*TASK TO COMPLETE*
Sort through the entries below and pull out lines containing the word "Nico初".

*Component data from apps and pages*
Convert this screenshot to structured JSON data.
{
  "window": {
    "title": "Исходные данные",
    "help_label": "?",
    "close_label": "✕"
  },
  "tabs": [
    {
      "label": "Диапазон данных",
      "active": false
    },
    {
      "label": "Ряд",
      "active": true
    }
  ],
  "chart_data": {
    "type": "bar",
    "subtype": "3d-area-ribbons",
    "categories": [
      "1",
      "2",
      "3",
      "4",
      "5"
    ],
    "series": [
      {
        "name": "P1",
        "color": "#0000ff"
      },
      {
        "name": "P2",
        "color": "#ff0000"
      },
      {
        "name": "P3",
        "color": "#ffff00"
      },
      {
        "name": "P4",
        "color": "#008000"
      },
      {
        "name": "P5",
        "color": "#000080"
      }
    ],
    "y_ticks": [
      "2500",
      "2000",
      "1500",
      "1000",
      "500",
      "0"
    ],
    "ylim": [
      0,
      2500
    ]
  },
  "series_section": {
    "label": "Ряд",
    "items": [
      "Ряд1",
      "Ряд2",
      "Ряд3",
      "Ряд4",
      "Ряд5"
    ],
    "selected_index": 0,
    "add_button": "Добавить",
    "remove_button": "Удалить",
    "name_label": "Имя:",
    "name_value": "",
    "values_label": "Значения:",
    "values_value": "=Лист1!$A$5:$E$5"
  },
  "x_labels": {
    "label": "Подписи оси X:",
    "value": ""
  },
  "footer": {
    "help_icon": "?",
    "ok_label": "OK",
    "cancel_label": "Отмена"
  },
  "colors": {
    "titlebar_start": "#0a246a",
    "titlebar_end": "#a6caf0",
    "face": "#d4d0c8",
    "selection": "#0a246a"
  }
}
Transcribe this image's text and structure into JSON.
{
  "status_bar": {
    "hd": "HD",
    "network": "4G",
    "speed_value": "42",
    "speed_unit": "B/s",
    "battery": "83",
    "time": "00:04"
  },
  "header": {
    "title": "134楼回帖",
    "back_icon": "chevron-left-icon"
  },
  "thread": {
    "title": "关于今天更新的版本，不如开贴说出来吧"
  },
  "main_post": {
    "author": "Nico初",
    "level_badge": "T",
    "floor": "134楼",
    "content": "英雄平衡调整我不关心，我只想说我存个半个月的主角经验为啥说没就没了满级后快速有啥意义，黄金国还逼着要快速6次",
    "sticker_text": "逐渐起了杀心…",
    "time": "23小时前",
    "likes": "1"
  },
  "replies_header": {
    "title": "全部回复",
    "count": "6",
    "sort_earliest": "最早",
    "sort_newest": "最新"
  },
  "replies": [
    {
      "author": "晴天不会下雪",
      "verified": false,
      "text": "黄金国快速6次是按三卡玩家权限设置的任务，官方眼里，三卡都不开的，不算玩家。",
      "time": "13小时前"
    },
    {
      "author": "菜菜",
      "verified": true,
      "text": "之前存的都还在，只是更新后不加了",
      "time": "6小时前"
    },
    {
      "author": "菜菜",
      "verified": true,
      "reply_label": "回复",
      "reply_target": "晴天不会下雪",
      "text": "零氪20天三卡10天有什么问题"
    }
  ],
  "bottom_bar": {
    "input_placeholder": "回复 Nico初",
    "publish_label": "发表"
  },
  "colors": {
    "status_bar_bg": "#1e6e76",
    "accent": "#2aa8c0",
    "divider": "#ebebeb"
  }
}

*EXERCISE SOLUTION*
    "author": "Nico初",
    "input_placeholder": "回复 Nico初",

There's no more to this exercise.